Search the data for the word "route" and copy every line that contains it.

Dataset rows for apps and sites
##########
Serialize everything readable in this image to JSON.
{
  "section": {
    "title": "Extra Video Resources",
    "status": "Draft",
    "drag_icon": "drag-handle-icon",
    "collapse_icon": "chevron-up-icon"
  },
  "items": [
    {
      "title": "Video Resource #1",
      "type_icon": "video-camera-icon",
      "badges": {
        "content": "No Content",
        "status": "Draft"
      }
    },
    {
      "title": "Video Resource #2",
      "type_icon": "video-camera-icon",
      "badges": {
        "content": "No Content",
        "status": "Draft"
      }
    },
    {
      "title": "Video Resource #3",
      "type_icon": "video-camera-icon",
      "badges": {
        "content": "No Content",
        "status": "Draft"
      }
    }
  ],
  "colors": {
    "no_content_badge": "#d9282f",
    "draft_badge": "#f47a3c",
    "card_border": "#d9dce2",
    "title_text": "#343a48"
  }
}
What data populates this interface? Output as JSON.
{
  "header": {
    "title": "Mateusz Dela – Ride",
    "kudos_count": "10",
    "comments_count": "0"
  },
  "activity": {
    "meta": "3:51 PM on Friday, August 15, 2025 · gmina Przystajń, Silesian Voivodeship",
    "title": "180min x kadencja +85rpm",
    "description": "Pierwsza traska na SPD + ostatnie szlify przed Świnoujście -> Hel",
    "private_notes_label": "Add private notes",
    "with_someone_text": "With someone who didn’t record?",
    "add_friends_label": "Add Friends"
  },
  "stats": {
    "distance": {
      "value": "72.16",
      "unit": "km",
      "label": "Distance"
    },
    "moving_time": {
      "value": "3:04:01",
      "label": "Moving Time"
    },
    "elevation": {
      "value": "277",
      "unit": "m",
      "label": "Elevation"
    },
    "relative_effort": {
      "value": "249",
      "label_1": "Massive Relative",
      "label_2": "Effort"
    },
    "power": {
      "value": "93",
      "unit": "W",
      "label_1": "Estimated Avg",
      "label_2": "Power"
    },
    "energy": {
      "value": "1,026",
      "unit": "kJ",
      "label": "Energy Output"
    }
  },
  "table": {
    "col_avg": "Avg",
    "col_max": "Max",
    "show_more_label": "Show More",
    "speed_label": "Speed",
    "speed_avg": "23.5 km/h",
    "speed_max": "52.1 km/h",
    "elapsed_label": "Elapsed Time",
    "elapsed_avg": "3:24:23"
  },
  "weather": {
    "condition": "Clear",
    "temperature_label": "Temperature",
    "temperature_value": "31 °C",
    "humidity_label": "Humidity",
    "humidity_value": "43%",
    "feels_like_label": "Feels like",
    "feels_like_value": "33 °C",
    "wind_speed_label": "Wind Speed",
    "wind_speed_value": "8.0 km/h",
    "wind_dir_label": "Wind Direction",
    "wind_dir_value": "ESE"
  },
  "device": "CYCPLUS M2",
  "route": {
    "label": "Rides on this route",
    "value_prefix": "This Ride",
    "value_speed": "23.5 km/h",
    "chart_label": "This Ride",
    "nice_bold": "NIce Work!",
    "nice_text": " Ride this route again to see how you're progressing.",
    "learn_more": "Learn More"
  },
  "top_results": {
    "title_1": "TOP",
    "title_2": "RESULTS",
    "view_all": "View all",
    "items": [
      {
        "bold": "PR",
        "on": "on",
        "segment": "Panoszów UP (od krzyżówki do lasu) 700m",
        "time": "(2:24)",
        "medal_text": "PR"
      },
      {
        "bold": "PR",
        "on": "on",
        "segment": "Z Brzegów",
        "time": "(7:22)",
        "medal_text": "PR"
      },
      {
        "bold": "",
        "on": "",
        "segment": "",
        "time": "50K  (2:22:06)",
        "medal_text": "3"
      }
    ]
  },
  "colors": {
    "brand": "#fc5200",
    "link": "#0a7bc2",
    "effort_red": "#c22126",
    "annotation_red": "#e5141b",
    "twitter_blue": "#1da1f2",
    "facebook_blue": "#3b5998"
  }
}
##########
▸ EXPECTED ANSWER
  "route": {
    "label": "Rides on this route",
    "nice_text": " Ride this route again to see how you're progressing.",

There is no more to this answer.